▸ Work request:
Return every line from the records below that has the word "name".

(Records from a data collection)

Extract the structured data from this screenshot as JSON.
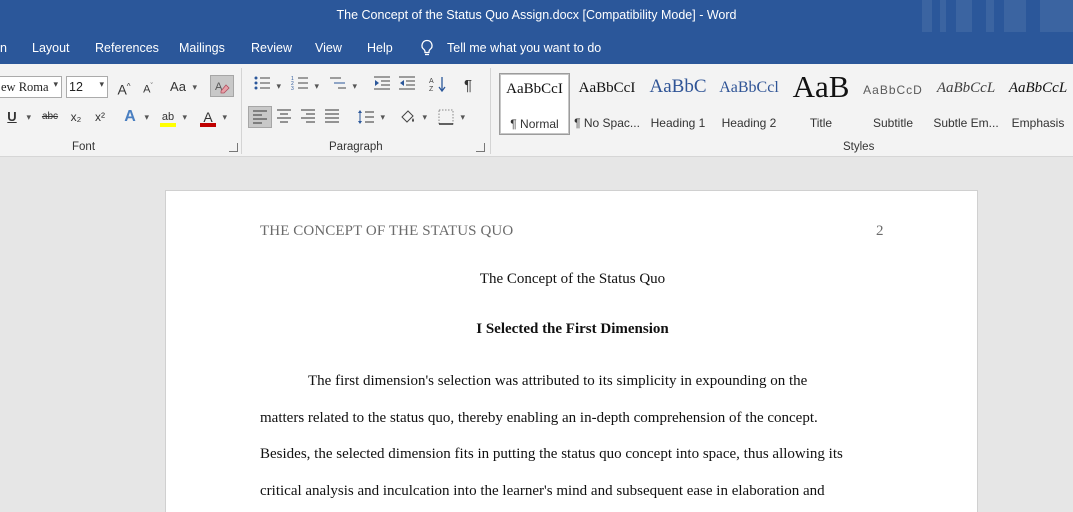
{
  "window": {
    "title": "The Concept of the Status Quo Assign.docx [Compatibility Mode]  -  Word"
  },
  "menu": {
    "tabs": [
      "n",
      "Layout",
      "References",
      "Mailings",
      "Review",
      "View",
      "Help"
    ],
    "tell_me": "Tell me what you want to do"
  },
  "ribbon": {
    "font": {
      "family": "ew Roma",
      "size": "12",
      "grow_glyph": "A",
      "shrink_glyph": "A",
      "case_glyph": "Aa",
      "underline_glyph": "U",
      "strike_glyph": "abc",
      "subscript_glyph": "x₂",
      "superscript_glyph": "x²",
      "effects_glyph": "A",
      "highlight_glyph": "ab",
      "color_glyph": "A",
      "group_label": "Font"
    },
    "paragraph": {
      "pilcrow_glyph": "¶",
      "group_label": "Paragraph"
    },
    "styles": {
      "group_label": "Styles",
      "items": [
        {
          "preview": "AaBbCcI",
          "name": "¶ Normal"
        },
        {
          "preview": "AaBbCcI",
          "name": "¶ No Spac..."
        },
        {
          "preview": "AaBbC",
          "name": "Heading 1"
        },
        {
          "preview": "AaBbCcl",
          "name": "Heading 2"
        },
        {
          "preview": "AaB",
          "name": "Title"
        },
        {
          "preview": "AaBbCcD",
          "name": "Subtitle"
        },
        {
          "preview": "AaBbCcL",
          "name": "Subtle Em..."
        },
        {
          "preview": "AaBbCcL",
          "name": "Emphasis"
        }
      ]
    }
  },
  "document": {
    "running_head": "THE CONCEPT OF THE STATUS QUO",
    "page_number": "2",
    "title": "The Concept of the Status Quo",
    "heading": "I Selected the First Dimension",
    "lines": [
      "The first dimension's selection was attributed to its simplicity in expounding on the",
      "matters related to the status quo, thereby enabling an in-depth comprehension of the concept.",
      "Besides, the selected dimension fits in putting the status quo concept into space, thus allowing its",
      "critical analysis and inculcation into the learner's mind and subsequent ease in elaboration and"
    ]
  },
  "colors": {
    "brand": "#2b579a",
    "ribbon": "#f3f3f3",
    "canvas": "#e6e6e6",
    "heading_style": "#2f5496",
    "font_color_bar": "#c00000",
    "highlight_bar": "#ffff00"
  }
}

▸ Response area:
          "name": "¶ Normal"
          "name": "¶ No Spac..."
          "name": "Heading 1"
          "name": "Heading 2"
          "name": "Title"
          "name": "Subtitle"
          "name": "Subtle Em..."
          "name": "Emphasis"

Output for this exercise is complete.